Last night, the Society of Motor Manufacturers and Traders (SMMT) president Gareth Jones urged the Government not to penalise the industry following the Volkswagen emissions scandal.
He said: “Create the conditions that allow us to develop the quality products for which we are world-renowned. Back us to create the jobs, economic growth and prosperity that Britain needs. We have shown we can deliver; work with us to make sure that success continues.”
The Chancellor today announced he’d be spending more than £5 billion on roads maintenance and was creating a £250 million pothole fund. A further £250 million would be invested in Kent’s motorway infrastructure in a bid to relieve some of the congestion caused by Operation Stack.
Osborne also confirmed he would bring forward reforms to the compensation culture around minor motor accident injuries.

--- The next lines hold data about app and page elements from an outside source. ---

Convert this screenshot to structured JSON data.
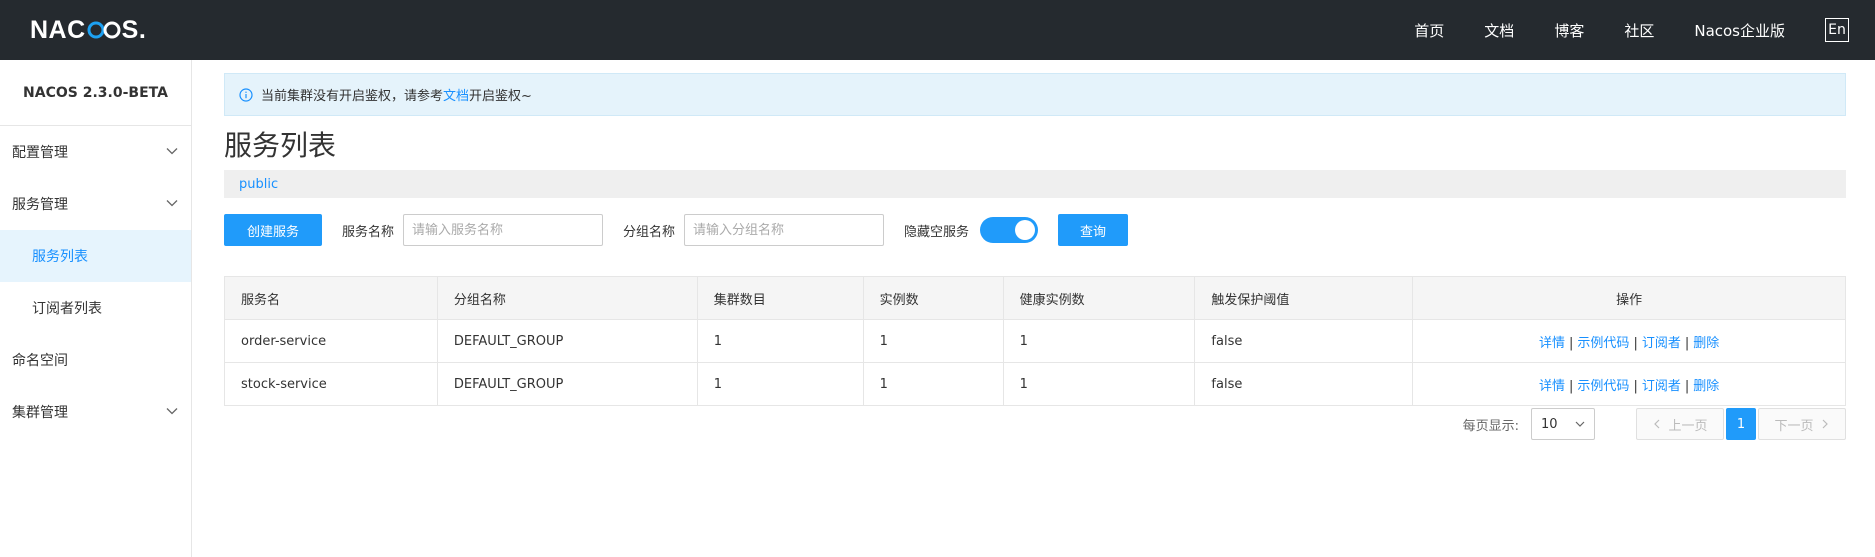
{
  "topbar": {
    "logo_prefix": "NAC",
    "logo_suffix": "S",
    "nav": [
      "首页",
      "文档",
      "博客",
      "社区",
      "Nacos企业版"
    ],
    "lang": "En"
  },
  "sidebar": {
    "version": "NACOS 2.3.0-BETA",
    "items": [
      {
        "label": "配置管理"
      },
      {
        "label": "服务管理"
      },
      {
        "label": "服务列表"
      },
      {
        "label": "订阅者列表"
      },
      {
        "label": "命名空间"
      },
      {
        "label": "集群管理"
      }
    ]
  },
  "notice": {
    "text_before": "当前集群没有开启鉴权，请参考",
    "link": "文档",
    "text_after": "开启鉴权~"
  },
  "page": {
    "title": "服务列表",
    "namespace": "public"
  },
  "filters": {
    "create_label": "创建服务",
    "service_name_label": "服务名称",
    "service_name_placeholder": "请输入服务名称",
    "group_name_label": "分组名称",
    "group_name_placeholder": "请输入分组名称",
    "hide_empty_label": "隐藏空服务",
    "hide_empty_on": true,
    "query_label": "查询"
  },
  "table": {
    "headers": [
      "服务名",
      "分组名称",
      "集群数目",
      "实例数",
      "健康实例数",
      "触发保护阈值",
      "操作"
    ],
    "rows": [
      [
        "order-service",
        "DEFAULT_GROUP",
        "1",
        "1",
        "1",
        "false"
      ],
      [
        "stock-service",
        "DEFAULT_GROUP",
        "1",
        "1",
        "1",
        "false"
      ]
    ],
    "actions": [
      "详情",
      "示例代码",
      "订阅者",
      "删除"
    ]
  },
  "pagination": {
    "per_page_label": "每页显示:",
    "per_page_value": "10",
    "prev_label": "上一页",
    "current_page": "1",
    "next_label": "下一页"
  },
  "colors": {
    "accent": "#209bfa",
    "topbar": "#252a2f",
    "link": "#1890ff"
  }
}
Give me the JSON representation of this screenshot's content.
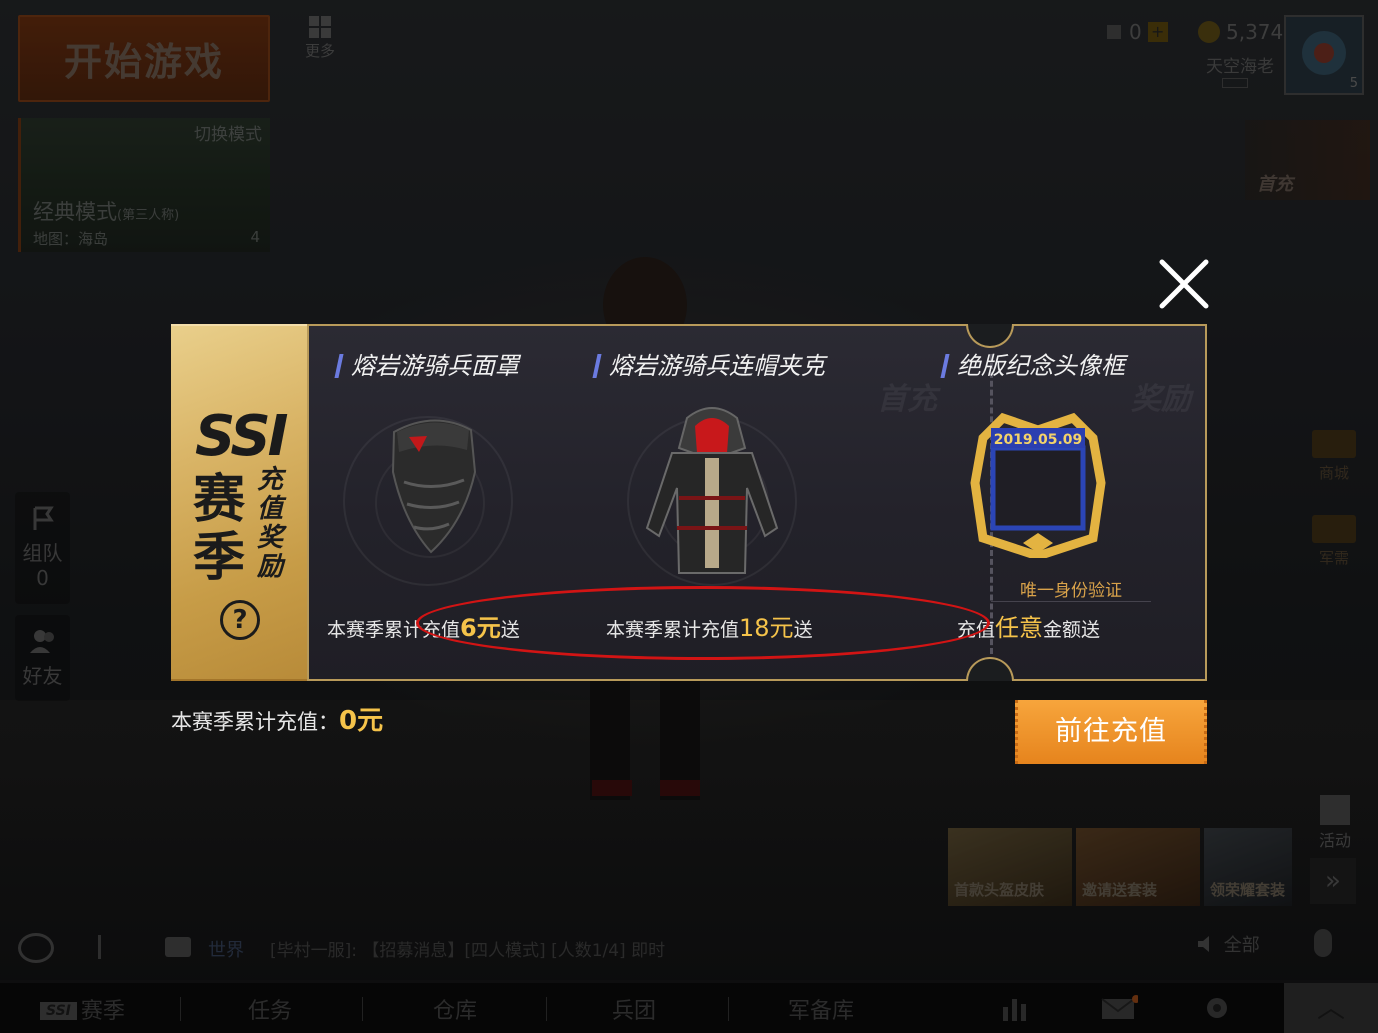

He said: “This will remove over £1bn from the cost of providing motor insurance. We expect the industry to pass on this saving, so motorists see an average saving of £40-50 per year off their insurance bills.”